Friday, March 14, 2014

A victory for miniature dachshund dog ‘Sebastian’ over the Committee

It seems that Body Corporate Committee members are officiously and uncaringly trying to prevent apartment owners have pets, even though there is no legal or other justification to do so.  A recent case involving a miniature dachshund dog called Sebastian highlights these issues.  The apartment owner was allowed to keep Sebastian in her apartment.

See Bougainvillea [2013] QBCCMCmr 448 (11 November 2013)

"Both the Committee and many submitted appear to believe that By-law 11 prohibits pets in the scheme. That is not correct. Adjudicators have consistently held that by-laws like By-law 11 are ‘permissive’ in that they allow the keeping of pets, albeit with prior consent. 

Adjudicators have further held that where there is a permissive by-law, the body corporate cannot impose an automatic ‘no-pets policy’. A body corporate may have a preference against pets, but it cannot override the potential in the by-law for consent to be given by imposing a policy of banning all animals. Under a by-law of this nature, the committee must consider each request for a animal on its merits and exercise discretion in whether to approve an animal or not. Accordingly the Body Corporate must consider each request on its merits.

Some schemes have tried to adopt by-laws that ban all animals, but this has been found to be contrary to section 169 of the Act. Section 169 provides for by-laws to regulate the use and enjoyment of lot, but does not authorise a by-law prohibiting such use and enjoyment."

"One submission notes that some tenants may have phobias to dogs. Another is concerned that some children could be frightened by the dog. While there may be some basis for genuine concerns about larger dogs, it is more difficult to perceive such difficulties with such a small breed of dog. In any event, if the applicant were to always ensure that the dog was carried or adequately restrained during its brief transits across common property, there seems to me to be little risk of any adverse impact."

See also Sunwaves [2013] QBCCMCmr 433 (30 October 2013)

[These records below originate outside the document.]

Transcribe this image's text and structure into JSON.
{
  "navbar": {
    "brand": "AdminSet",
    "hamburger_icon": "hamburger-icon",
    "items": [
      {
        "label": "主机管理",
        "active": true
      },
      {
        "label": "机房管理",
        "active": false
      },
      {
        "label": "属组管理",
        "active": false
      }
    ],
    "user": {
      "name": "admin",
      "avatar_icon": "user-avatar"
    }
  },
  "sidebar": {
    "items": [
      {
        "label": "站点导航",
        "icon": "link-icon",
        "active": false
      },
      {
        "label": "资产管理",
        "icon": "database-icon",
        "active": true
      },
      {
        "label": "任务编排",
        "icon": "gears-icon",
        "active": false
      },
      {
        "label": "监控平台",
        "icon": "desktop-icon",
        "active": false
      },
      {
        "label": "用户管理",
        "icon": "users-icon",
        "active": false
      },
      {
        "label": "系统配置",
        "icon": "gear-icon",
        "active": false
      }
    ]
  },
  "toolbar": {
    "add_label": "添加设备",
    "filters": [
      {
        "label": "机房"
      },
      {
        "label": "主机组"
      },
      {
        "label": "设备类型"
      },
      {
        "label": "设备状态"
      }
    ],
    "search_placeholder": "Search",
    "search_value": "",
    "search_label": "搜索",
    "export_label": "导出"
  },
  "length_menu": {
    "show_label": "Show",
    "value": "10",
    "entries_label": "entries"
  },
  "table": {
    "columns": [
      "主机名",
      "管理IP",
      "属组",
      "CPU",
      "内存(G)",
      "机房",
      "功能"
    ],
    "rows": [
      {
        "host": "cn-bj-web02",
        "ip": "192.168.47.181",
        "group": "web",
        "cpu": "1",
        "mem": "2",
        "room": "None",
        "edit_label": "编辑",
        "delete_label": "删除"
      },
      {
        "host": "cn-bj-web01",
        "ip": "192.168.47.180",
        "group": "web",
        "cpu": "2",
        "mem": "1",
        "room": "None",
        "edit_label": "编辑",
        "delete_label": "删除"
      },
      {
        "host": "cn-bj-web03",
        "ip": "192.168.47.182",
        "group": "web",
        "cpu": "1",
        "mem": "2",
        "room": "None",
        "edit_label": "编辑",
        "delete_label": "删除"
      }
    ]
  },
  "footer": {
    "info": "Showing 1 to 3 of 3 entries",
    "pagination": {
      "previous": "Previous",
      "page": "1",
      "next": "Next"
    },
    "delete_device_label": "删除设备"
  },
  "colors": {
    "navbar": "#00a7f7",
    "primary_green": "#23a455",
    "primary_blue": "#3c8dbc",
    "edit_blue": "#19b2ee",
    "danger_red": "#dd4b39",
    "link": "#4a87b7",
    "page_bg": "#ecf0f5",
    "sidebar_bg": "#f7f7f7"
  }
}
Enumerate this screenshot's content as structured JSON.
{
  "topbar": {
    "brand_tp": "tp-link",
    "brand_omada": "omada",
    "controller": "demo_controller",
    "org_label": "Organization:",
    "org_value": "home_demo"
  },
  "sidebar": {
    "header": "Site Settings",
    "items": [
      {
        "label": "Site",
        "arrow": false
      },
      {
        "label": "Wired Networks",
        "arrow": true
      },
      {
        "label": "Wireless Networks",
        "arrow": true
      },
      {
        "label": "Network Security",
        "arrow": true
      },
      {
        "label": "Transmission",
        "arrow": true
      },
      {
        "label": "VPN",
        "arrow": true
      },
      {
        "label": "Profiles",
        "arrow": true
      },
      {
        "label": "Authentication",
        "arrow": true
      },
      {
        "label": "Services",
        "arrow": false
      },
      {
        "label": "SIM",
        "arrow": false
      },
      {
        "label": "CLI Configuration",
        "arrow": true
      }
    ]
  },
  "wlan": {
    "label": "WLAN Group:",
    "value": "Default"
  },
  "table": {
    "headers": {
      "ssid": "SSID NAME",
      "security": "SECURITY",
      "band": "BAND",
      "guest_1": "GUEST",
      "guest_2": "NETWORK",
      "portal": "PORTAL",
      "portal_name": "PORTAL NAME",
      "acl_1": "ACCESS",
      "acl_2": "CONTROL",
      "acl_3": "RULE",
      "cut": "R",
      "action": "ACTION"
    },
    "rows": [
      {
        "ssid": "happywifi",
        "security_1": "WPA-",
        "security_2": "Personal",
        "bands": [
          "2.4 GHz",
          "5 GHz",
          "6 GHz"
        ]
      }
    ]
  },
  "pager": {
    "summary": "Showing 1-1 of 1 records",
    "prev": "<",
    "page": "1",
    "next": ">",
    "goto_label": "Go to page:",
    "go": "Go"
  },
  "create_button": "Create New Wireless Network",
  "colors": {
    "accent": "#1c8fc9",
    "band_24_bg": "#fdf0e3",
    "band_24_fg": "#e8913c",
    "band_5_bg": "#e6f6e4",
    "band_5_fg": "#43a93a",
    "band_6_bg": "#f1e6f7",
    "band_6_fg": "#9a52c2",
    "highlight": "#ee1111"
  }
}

1 comment:

Frank Higginson said...

You can see a bit more history to that here if you are minded to

http://hyneslegal.com.au/news//further-evolution-of-the-pet-by-law-nar-59